Element data from apps and pages
==============================

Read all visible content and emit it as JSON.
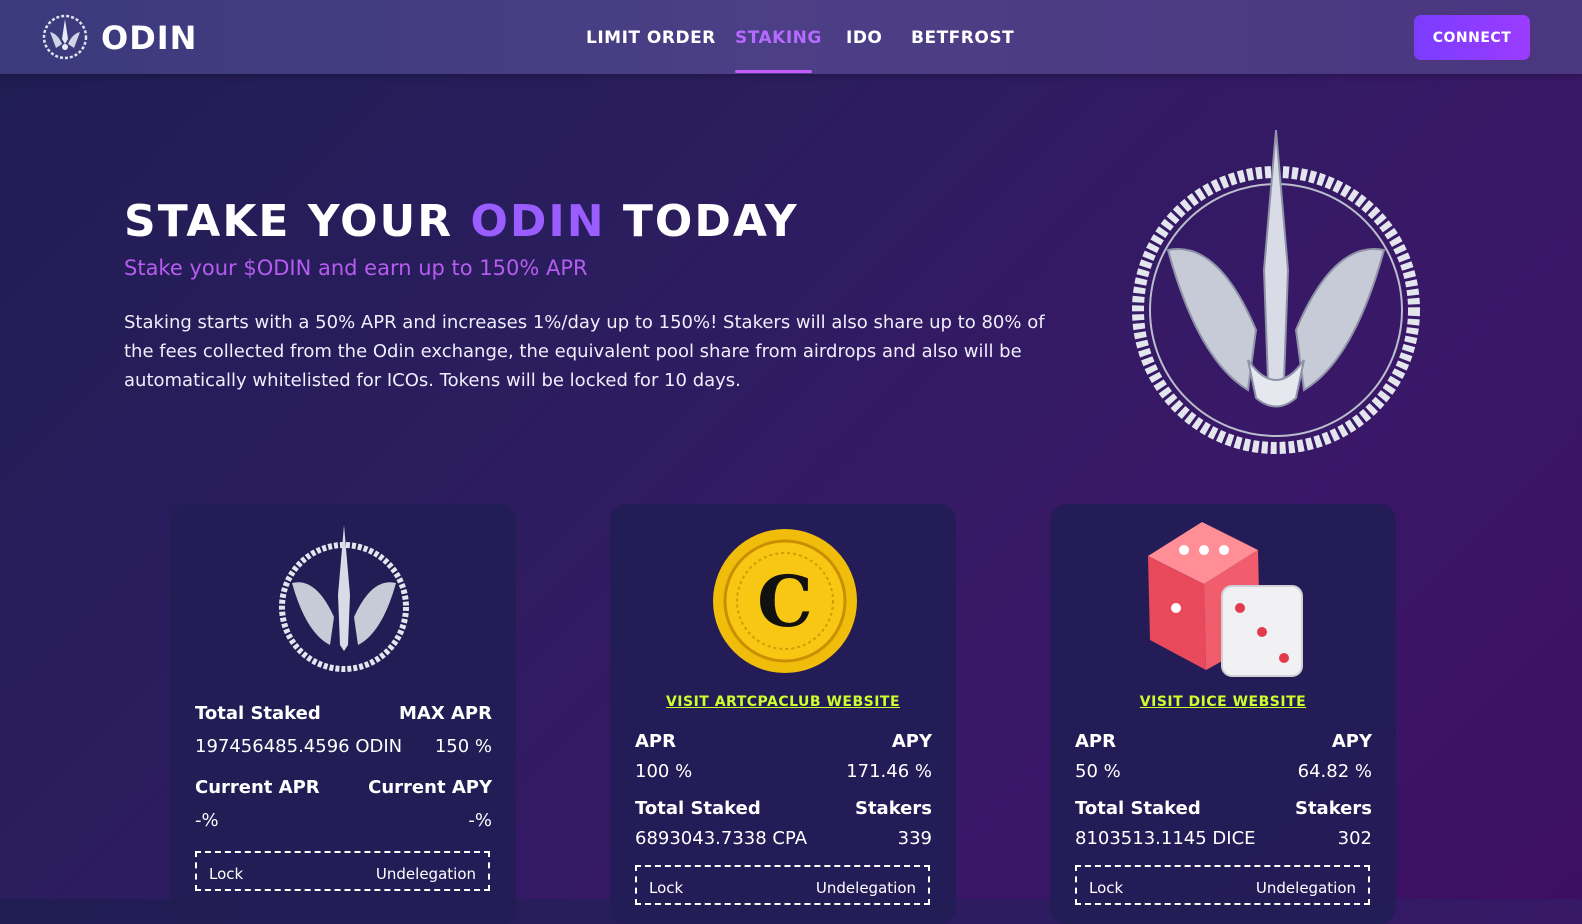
{
  "nav": {
    "brand": "ODIN",
    "items": [
      {
        "label": "LIMIT ORDER"
      },
      {
        "label": "STAKING",
        "active": true
      },
      {
        "label": "IDO"
      },
      {
        "label": "BETFROST"
      }
    ],
    "connect_label": "CONNECT"
  },
  "hero": {
    "title_part1": "STAKE YOUR",
    "title_accent": "ODIN",
    "title_part2": "TODAY",
    "subtitle": "Stake your $ODIN and earn up to 150% APR",
    "body": "Staking starts with a 50% APR and increases 1%/day up to 150%! Stakers will also share up to 80% of the fees collected from the Odin exchange, the equivalent pool share from airdrops and also will be automatically whitelisted for ICOs. Tokens will be locked for 10 days."
  },
  "cards": [
    {
      "icon": "odin-emblem-icon",
      "row1": {
        "left_label": "Total Staked",
        "right_label": "MAX APR"
      },
      "row1_vals": {
        "left": "197456485.4596 ODIN",
        "right": "150 %"
      },
      "row2": {
        "left_label": "Current APR",
        "right_label": "Current APY"
      },
      "row2_vals": {
        "left": "-%",
        "right": "-%"
      },
      "lock": {
        "left": "Lock",
        "right": "Undelegation"
      }
    },
    {
      "icon": "artcpaclub-coin-icon",
      "visit": "VISIT ARTCPACLUB WEBSITE",
      "row1": {
        "left_label": "APR",
        "right_label": "APY"
      },
      "row1_vals": {
        "left": "100 %",
        "right": "171.46 %"
      },
      "row2": {
        "left_label": "Total Staked",
        "right_label": "Stakers"
      },
      "row2_vals": {
        "left": "6893043.7338 CPA",
        "right": "339"
      },
      "lock": {
        "left": "Lock",
        "right": "Undelegation"
      }
    },
    {
      "icon": "dice-icon",
      "visit": "VISIT DICE WEBSITE",
      "row1": {
        "left_label": "APR",
        "right_label": "APY"
      },
      "row1_vals": {
        "left": "50 %",
        "right": "64.82 %"
      },
      "row2": {
        "left_label": "Total Staked",
        "right_label": "Stakers"
      },
      "row2_vals": {
        "left": "8103513.1145 DICE",
        "right": "302"
      },
      "lock": {
        "left": "Lock",
        "right": "Undelegation"
      }
    }
  ],
  "colors": {
    "accent": "#9a5dff",
    "subtitle": "#b75cf0",
    "link": "#ccff2d",
    "button": "#8a3cff"
  }
}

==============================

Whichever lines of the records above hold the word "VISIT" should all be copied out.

• _Solution to this exercise_
      "visit": "VISIT ARTCPACLUB WEBSITE",
      "visit": "VISIT DICE WEBSITE",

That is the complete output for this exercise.